Beyond Bloom, there are other ways of assessing the effectiveness of an argument or idea. Sometimes the only way to move forward from that point is to think 'outside of the bag'!
In my work in gifted education, we used a number of Edward de Bono's thinking models. Here's how the '6 Thinking Hats' might apply to responding to blog posts (or to solving a problem, or to planning an event...).
The White Hat is cold, neutral, and objective, like the lone ranger or a construction foreman. Take time to look at the facts.
• How do the ideas stack up against the realities of today's classrooms?
• Can our networks, computers, teachers handle things?
• Are policies impacted? Are new guidelines needed?
The Red Hat represents passion. Take time to listen to your emotions, your intuition.
• Why must we worry about? Why can't we do it?
• What effect will funding realities have on the project?
• Will past experiences have a positive or negative impact?
The Black Hat is gloomy and negative. Take time to look at why this will fail. Think like Darth Vader, or the calculating police officer.
• What are the barriers to consider?
• What technological gaps need to be filled?
• Why will teachers respond negatively?
The Yellow Hat is sunny and positive. Take time to be hopeful and optimistic, like Curious George's man in the yellow hat…
• How will this idea make things better?
• Who will be engaged by the project/plan/idea?
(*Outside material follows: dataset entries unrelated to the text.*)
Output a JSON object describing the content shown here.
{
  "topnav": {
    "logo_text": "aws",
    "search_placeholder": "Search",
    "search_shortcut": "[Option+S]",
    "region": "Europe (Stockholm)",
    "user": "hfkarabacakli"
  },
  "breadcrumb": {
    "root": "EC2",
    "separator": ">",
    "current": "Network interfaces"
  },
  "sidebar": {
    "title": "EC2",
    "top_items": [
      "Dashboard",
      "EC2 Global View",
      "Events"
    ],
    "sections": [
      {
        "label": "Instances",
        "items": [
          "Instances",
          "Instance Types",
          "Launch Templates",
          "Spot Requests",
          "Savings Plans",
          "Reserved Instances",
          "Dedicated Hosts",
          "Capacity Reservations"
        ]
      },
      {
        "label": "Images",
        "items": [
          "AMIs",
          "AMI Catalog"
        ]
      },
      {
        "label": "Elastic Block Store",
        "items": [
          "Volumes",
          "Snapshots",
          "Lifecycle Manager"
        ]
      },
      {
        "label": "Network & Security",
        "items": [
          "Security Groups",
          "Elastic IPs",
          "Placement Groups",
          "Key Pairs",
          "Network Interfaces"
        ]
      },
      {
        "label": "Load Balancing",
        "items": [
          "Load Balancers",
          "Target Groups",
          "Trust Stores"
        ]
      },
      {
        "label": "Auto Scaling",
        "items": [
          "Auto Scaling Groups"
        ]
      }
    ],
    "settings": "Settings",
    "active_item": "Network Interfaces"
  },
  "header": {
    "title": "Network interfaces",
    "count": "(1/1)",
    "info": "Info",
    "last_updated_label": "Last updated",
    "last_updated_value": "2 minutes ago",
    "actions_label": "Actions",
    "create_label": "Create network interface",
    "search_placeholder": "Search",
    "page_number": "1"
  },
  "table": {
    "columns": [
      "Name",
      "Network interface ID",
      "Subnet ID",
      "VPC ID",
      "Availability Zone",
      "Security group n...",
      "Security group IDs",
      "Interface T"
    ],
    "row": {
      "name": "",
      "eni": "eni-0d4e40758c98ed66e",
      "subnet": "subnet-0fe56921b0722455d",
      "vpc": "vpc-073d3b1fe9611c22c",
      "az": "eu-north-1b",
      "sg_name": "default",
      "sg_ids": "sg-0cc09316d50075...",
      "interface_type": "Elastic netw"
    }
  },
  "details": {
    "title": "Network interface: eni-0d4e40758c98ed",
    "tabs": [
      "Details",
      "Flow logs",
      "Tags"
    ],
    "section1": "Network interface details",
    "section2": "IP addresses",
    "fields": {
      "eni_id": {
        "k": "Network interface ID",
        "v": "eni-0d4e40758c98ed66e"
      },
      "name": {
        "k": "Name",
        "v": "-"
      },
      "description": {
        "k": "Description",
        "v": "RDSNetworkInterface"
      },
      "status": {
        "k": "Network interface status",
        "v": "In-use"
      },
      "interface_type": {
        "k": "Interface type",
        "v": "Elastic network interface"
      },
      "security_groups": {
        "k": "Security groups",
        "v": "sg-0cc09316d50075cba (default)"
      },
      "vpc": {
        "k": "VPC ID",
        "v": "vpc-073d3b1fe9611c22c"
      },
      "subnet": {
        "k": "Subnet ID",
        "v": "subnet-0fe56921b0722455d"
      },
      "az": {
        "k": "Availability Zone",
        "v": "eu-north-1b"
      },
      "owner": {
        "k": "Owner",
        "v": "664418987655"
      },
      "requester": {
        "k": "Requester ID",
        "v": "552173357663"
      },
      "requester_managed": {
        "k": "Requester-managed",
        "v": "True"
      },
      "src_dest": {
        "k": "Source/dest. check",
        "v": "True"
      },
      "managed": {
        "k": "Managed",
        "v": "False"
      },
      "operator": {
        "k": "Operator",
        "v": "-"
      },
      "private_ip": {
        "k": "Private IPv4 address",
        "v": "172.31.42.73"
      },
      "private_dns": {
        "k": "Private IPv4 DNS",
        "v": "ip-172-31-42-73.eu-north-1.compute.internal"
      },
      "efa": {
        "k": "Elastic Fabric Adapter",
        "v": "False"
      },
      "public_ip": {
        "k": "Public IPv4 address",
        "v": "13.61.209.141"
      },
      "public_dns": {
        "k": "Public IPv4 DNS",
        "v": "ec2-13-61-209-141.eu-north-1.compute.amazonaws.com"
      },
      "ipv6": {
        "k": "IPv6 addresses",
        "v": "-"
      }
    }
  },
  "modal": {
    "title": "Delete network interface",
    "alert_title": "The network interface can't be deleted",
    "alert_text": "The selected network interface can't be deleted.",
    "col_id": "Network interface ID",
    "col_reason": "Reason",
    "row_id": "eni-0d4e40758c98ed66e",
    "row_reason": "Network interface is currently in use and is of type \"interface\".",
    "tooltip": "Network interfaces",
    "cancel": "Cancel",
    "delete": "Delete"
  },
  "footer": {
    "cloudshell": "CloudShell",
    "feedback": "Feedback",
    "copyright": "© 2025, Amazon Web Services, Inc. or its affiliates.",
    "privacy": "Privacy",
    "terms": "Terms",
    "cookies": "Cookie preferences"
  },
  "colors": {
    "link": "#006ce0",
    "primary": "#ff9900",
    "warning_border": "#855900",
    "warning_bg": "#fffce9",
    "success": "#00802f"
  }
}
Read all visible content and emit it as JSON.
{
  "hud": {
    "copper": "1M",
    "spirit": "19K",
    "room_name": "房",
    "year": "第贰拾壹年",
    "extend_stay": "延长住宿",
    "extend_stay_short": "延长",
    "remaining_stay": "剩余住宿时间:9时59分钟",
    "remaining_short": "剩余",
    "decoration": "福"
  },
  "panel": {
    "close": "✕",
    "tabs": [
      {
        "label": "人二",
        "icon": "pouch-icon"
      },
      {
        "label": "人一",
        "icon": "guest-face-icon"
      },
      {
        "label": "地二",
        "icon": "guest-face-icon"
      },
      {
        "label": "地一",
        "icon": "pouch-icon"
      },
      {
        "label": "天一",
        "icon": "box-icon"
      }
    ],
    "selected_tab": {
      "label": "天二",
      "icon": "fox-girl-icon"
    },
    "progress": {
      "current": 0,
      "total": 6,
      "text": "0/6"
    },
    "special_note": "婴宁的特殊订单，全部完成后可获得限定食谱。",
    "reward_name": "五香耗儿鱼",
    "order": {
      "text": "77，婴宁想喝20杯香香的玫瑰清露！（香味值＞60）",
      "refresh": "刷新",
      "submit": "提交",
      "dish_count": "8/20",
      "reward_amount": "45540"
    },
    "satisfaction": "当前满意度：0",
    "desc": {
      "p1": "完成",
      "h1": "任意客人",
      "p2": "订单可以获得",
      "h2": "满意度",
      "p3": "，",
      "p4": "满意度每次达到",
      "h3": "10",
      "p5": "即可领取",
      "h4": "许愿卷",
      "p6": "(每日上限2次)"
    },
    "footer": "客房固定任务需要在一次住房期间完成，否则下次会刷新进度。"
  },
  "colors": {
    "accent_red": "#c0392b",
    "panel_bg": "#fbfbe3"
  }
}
• What are the short and long term benefits?
The Green Hat is grass, fertile and growing. Take time to be creative and cultivate new ideas.
• Where might this take us in 5 years?
• What tools do we need to get there?
• What supports will be needed to ensure teachers and students are successful?
The Blue Hat is the color of the sky, high above us all. Take time to look from a higher and wider perspective to see whether you are on the right path.
• Think globally, nationally, provincially, locally...
• Think of where this fits in the 'big picture' or 'system plan'.
• Is there a fit with guiding policies and vision statements?
From my experience, there are a few keys in making effective use of this thinking tool:
1] Everyone is more comfortable thinking from one common colour/style/hat... forcing yourself to think in new ways is good for personal growth.
2] All members of a team should consider things from the same perspective at any on time (i.e., "We are all now thinking from the sunny perspective of the yellow hat.").
3] In considering any big question or issue, group members should rotate through all six perspectives.